Reflux backwards through the mitral valve (mitral regurgitation) can be caused by a congenital abnormality of the valve. The thin leaflets that open and shut to cause only forward flow of the blood, become disorganised and allow blood to flow backwards as well. If this is progressive, the heart muscle has to work harder to maintain the flow and eventually will fail, causing breathlessness, initially on exercise and then at rest. Other complications can include rapid irregular heart beats which may cause incapacitation and also the passage of small clots into the brain where they can cause small strokes.
Mitral regurgitation is often first found at a routine medical examination by the presence of a heart murmur. The standard investigation of such a murmur is an ultrasound scan of the heart (echocardiogram) which measures the heart size and function, and the amount of regurgitant flow back through the valve. Once these measurements show a significant backwards flow and/or a significant enlargement of the heart muscle, then medical certification to fly/control is not possible.
It is possible to have a regurgitant mitral valve repaired without requiring an artificial heart valve. Ideally the repair should be done before irreversible damage is done to the heart muscle. Medical certification to fly following a mitral valve repair is possible if there is demonstrated recovery of heart function.
The commonest aortic valve problem in aviators is narrowing of the valve (stenosis). This is usually due to the valve leaflets becoming stiff and calcified (with chalky deposits). The function of the heart will gradually deteriorate as it has to push blood through an ever narrowing orifice. This will eventually lead to heart failure. Aortic valve disease is often discovered at a routine medical examination by the presence of a murmur and it will need to be investigated with an ultrasound scan (echocardiogram). This can measure the pressure gradient across the valve, which is a measure of the amount of extra work imposed on the heart muscle. This extra work may also be shown by the heart muscle increasing in size.

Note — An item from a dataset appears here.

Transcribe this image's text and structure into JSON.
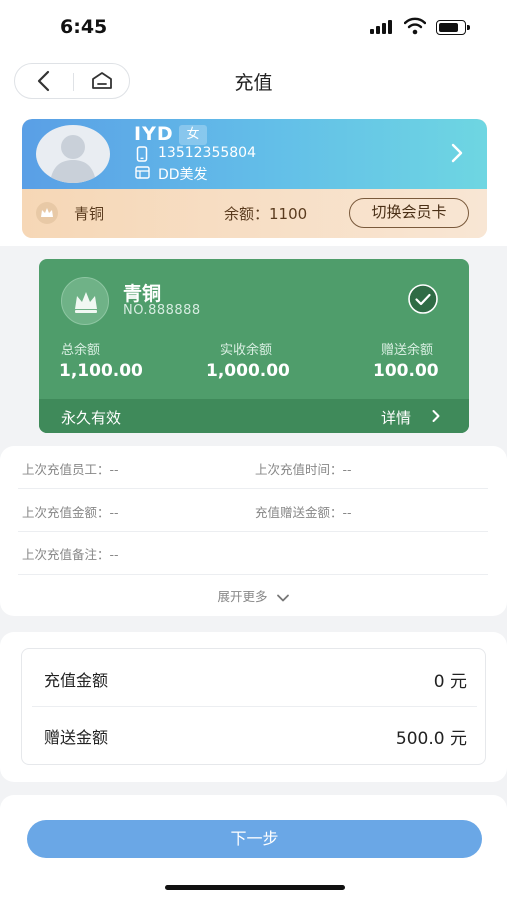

If the stenosis becomes severe, surgery may be recommended. If the valve can be replaced with a substitute made of treated human or animal tissue then certification following surgery, assuming the heart muscle recovers, is possible.
The protocols for certification are given below.